REQUIRED WORK: Would you set down every line of the data below exactly as it reads?

Element data from apps and pages:

*** Begin section ***

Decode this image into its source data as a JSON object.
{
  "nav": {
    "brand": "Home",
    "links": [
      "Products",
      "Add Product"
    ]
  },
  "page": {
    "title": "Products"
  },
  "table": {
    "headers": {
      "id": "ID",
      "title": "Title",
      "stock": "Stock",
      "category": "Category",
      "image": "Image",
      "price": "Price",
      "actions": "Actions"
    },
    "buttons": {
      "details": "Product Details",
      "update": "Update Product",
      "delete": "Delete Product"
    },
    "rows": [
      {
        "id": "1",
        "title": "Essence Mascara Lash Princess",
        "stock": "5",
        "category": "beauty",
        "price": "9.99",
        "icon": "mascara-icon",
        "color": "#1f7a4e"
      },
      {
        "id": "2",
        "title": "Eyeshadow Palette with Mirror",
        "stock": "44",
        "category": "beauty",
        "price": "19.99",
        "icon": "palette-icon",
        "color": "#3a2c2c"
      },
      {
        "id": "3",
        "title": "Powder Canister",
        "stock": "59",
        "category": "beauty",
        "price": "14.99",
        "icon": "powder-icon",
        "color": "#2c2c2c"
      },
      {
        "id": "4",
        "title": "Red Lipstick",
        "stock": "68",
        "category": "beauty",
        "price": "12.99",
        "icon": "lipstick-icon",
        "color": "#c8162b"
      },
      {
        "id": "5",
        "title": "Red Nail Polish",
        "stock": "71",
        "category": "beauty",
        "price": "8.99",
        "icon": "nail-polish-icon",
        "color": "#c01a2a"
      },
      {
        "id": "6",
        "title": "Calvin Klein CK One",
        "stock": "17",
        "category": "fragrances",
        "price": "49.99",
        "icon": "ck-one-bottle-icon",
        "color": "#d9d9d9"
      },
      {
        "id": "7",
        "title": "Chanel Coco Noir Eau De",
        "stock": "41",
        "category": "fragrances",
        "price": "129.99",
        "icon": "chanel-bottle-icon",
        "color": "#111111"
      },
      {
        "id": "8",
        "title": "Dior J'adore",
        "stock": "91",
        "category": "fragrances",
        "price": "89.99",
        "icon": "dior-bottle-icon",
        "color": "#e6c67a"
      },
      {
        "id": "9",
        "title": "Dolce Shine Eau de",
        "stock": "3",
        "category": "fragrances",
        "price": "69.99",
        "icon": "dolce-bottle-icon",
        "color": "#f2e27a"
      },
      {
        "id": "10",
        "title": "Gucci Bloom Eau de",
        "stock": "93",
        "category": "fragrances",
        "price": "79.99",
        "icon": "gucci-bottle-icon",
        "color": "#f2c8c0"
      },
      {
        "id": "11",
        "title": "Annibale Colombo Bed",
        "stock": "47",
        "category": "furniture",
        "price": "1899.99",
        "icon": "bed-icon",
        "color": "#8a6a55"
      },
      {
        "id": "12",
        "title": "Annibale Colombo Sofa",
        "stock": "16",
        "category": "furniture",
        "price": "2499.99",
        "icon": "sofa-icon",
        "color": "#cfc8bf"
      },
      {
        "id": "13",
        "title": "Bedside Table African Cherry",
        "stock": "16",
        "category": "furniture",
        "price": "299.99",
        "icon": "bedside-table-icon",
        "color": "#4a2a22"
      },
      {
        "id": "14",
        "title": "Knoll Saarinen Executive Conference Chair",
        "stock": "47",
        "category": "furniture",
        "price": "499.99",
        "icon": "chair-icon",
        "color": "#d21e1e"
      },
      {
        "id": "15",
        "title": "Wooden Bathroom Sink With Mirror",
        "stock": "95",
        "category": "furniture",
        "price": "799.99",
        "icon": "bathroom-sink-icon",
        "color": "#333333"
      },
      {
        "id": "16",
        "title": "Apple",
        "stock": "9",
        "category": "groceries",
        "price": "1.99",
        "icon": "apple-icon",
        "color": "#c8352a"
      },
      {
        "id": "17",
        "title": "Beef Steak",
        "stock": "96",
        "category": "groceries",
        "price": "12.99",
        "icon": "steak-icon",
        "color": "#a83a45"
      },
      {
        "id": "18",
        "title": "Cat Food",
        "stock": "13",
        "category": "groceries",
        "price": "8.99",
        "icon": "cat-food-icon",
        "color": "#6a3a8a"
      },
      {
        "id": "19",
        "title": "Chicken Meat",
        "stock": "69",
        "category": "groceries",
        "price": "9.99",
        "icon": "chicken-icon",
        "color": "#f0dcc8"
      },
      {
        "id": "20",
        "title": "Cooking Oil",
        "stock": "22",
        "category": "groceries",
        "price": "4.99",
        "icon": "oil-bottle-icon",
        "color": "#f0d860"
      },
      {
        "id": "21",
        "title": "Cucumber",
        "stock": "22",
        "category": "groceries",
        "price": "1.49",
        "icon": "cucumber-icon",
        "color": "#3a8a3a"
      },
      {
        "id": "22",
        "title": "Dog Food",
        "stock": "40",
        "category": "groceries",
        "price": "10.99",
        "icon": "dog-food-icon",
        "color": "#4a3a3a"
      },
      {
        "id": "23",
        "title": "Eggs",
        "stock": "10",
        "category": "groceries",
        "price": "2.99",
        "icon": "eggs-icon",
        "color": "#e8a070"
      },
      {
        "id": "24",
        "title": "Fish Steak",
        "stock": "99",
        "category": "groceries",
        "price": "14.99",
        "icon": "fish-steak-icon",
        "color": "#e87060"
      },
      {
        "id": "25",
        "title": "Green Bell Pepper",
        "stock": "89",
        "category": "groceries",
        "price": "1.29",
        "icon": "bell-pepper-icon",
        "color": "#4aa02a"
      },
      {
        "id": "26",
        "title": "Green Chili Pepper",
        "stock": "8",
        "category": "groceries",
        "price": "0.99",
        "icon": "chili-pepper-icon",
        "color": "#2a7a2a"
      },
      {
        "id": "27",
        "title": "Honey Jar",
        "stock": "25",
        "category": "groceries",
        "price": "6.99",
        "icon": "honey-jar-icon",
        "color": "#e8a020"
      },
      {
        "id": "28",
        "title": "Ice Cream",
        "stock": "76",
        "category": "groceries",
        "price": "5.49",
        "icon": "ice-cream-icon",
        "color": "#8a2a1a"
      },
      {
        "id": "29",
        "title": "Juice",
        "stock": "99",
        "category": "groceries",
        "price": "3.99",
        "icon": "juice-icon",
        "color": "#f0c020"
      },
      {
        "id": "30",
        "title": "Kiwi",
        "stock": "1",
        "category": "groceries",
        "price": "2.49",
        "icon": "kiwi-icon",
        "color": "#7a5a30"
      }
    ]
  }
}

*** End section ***

TASK OUTPUT:
Decode this image into its source data as a JSON object.
{
  "nav": {
    "brand": "Home",
    "links": [
      "Products",
      "Add Product"
    ]
  },
  "page": {
    "title": "Products"
  },
  "table": {
    "headers": {
      "id": "ID",
      "title": "Title",
      "stock": "Stock",
      "category": "Category",
      "image": "Image",
      "price": "Price",
      "actions": "Actions"
    },
    "buttons": {
      "details": "Product Details",
      "update": "Update Product",
      "delete": "Delete Product"
    },
    "rows": [
      {
        "id": "1",
        "title": "Essence Mascara Lash Princess",
        "stock": "5",
        "category": "beauty",
        "price": "9.99",
        "icon": "mascara-icon",
        "color": "#1f7a4e"
      },
      {
        "id": "2",
        "title": "Eyeshadow Palette with Mirror",
        "stock": "44",
        "category": "beauty",
        "price": "19.99",
        "icon": "palette-icon",
        "color": "#3a2c2c"
      },
      {
        "id": "3",
        "title": "Powder Canister",
        "stock": "59",
        "category": "beauty",
        "price": "14.99",
        "icon": "powder-icon",
        "color": "#2c2c2c"
      },
      {
        "id": "4",
        "title": "Red Lipstick",
        "stock": "68",
        "category": "beauty",
        "price": "12.99",
        "icon": "lipstick-icon",
        "color": "#c8162b"
      },
      {
        "id": "5",
        "title": "Red Nail Polish",
        "stock": "71",
        "category": "beauty",
        "price": "8.99",
        "icon": "nail-polish-icon",
        "color": "#c01a2a"
      },
      {
        "id": "6",
        "title": "Calvin Klein CK One",
        "stock": "17",
        "category": "fragrances",
        "price": "49.99",
        "icon": "ck-one-bottle-icon",
        "color": "#d9d9d9"
      },
      {
        "id": "7",
        "title": "Chanel Coco Noir Eau De",
        "stock": "41",
        "category": "fragrances",
        "price": "129.99",
        "icon": "chanel-bottle-icon",
        "color": "#111111"
      },
      {
        "id": "8",
        "title": "Dior J'adore",
        "stock": "91",
        "category": "fragrances",
        "price": "89.99",
        "icon": "dior-bottle-icon",
        "color": "#e6c67a"
      },
      {
        "id": "9",
        "title": "Dolce Shine Eau de",
        "stock": "3",
        "category": "fragrances",
        "price": "69.99",
        "icon": "dolce-bottle-icon",
        "color": "#f2e27a"
      },
      {
        "id": "10",
        "title": "Gucci Bloom Eau de",
        "stock": "93",
        "category": "fragrances",
        "price": "79.99",
        "icon": "gucci-bottle-icon",
        "color": "#f2c8c0"
      },
      {
        "id": "11",
        "title": "Annibale Colombo Bed",
        "stock": "47",
        "category": "furniture",
        "price": "1899.99",
        "icon": "bed-icon",
        "color": "#8a6a55"
      },
      {
        "id": "12",
        "title": "Annibale Colombo Sofa",
        "stock": "16",
        "category": "furniture",
        "price": "2499.99",
        "icon": "sofa-icon",
        "color": "#cfc8bf"
      },
      {
        "id": "13",
        "title": "Bedside Table African Cherry",
        "stock": "16",
        "category": "furniture",
        "price": "299.99",
        "icon": "bedside-table-icon",
        "color": "#4a2a22"
      },
      {
        "id": "14",
        "title": "Knoll Saarinen Executive Conference Chair",
        "stock": "47",
        "category": "furniture",
        "price": "499.99",
        "icon": "chair-icon",
        "color": "#d21e1e"
      },
      {
        "id": "15",
        "title": "Wooden Bathroom Sink With Mirror",
        "stock": "95",
        "category": "furniture",
        "price": "799.99",
        "icon": "bathroom-sink-icon",
        "color": "#333333"
      },
      {
        "id": "16",
        "title": "Apple",
        "stock": "9",
        "category": "groceries",
        "price": "1.99",
        "icon": "apple-icon",
        "color": "#c8352a"
      },
      {
        "id": "17",
        "title": "Beef Steak",
        "stock": "96",
        "category": "groceries",
        "price": "12.99",
        "icon": "steak-icon",
        "color": "#a83a45"
      },
      {
        "id": "18",
        "title": "Cat Food",
        "stock": "13",
        "category": "groceries",
        "price": "8.99",
        "icon": "cat-food-icon",
        "color": "#6a3a8a"
      },
      {
        "id": "19",
        "title": "Chicken Meat",
        "stock": "69",
        "category": "groceries",
        "price": "9.99",
        "icon": "chicken-icon",
        "color": "#f0dcc8"
      },
      {
        "id": "20",
        "title": "Cooking Oil",
        "stock": "22",
        "category": "groceries",
        "price": "4.99",
        "icon": "oil-bottle-icon",
        "color": "#f0d860"
      },
      {
        "id": "21",
        "title": "Cucumber",
        "stock": "22",
        "category": "groceries",
        "price": "1.49",
        "icon": "cucumber-icon",
        "color": "#3a8a3a"
      },
      {
        "id": "22",
        "title": "Dog Food",
        "stock": "40",
        "category": "groceries",
        "price": "10.99",
        "icon": "dog-food-icon",
        "color": "#4a3a3a"
      },
      {
        "id": "23",
        "title": "Eggs",
        "stock": "10",
        "category": "groceries",
        "price": "2.99",
        "icon": "eggs-icon",
        "color": "#e8a070"
      },
      {
        "id": "24",
        "title": "Fish Steak",
        "stock": "99",
        "category": "groceries",
        "price": "14.99",
        "icon": "fish-steak-icon",
        "color": "#e87060"
      },
      {
        "id": "25",
        "title": "Green Bell Pepper",
        "stock": "89",
        "category": "groceries",
        "price": "1.29",
        "icon": "bell-pepper-icon",
        "color": "#4aa02a"
      },
      {
        "id": "26",
        "title": "Green Chili Pepper",
        "stock": "8",
        "category": "groceries",
        "price": "0.99",
        "icon": "chili-pepper-icon",
        "color": "#2a7a2a"
      },
      {
        "id": "27",
        "title": "Honey Jar",
        "stock": "25",
        "category": "groceries",
        "price": "6.99",
        "icon": "honey-jar-icon",
        "color": "#e8a020"
      },
      {
        "id": "28",
        "title": "Ice Cream",
        "stock": "76",
        "category": "groceries",
        "price": "5.49",
        "icon": "ice-cream-icon",
        "color": "#8a2a1a"
      },
      {
        "id": "29",
        "title": "Juice",
        "stock": "99",
        "category": "groceries",
        "price": "3.99",
        "icon": "juice-icon",
        "color": "#f0c020"
      },
      {
        "id": "30",
        "title": "Kiwi",
        "stock": "1",
        "category": "groceries",
        "price": "2.49",
        "icon": "kiwi-icon",
        "color": "#7a5a30"
      }
    ]
  }
}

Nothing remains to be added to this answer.